Stored dataset items
○ ○ ○ ○

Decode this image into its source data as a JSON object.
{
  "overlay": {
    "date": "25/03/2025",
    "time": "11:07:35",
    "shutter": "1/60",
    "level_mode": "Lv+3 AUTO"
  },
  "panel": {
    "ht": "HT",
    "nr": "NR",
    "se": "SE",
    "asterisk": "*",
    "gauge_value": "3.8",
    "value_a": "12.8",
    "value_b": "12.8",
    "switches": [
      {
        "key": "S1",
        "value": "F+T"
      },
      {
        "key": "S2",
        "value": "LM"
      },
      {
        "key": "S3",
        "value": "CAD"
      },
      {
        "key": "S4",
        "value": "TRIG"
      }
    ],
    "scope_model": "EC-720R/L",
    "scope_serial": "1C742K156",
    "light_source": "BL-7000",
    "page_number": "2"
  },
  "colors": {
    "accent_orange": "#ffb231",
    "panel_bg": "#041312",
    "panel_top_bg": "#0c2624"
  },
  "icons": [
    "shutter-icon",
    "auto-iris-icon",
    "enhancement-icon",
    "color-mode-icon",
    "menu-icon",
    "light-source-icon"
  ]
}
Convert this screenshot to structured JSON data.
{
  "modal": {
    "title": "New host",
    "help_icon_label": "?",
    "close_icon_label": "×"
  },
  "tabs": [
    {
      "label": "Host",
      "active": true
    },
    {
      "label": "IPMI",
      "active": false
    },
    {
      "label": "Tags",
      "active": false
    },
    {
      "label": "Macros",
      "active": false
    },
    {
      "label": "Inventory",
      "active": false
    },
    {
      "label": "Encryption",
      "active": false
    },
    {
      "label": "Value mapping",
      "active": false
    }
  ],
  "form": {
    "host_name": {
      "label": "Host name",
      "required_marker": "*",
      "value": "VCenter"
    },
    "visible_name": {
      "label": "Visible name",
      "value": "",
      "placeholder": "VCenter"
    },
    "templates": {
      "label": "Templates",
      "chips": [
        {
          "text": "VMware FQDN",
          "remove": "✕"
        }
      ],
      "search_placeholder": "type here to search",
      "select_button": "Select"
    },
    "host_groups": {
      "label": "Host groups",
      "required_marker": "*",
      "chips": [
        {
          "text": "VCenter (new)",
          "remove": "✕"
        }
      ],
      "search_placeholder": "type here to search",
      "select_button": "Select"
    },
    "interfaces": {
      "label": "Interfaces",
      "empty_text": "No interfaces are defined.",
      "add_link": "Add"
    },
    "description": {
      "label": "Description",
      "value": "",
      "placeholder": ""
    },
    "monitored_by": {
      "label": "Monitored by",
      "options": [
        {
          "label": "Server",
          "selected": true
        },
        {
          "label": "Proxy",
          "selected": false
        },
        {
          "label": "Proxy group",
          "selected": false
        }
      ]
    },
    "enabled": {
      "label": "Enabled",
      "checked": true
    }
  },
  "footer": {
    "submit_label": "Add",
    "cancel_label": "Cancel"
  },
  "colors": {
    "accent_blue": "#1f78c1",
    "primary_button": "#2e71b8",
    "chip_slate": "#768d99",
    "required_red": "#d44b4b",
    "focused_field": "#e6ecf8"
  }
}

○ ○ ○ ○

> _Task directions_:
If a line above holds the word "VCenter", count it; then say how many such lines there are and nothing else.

> _Completed task_:
3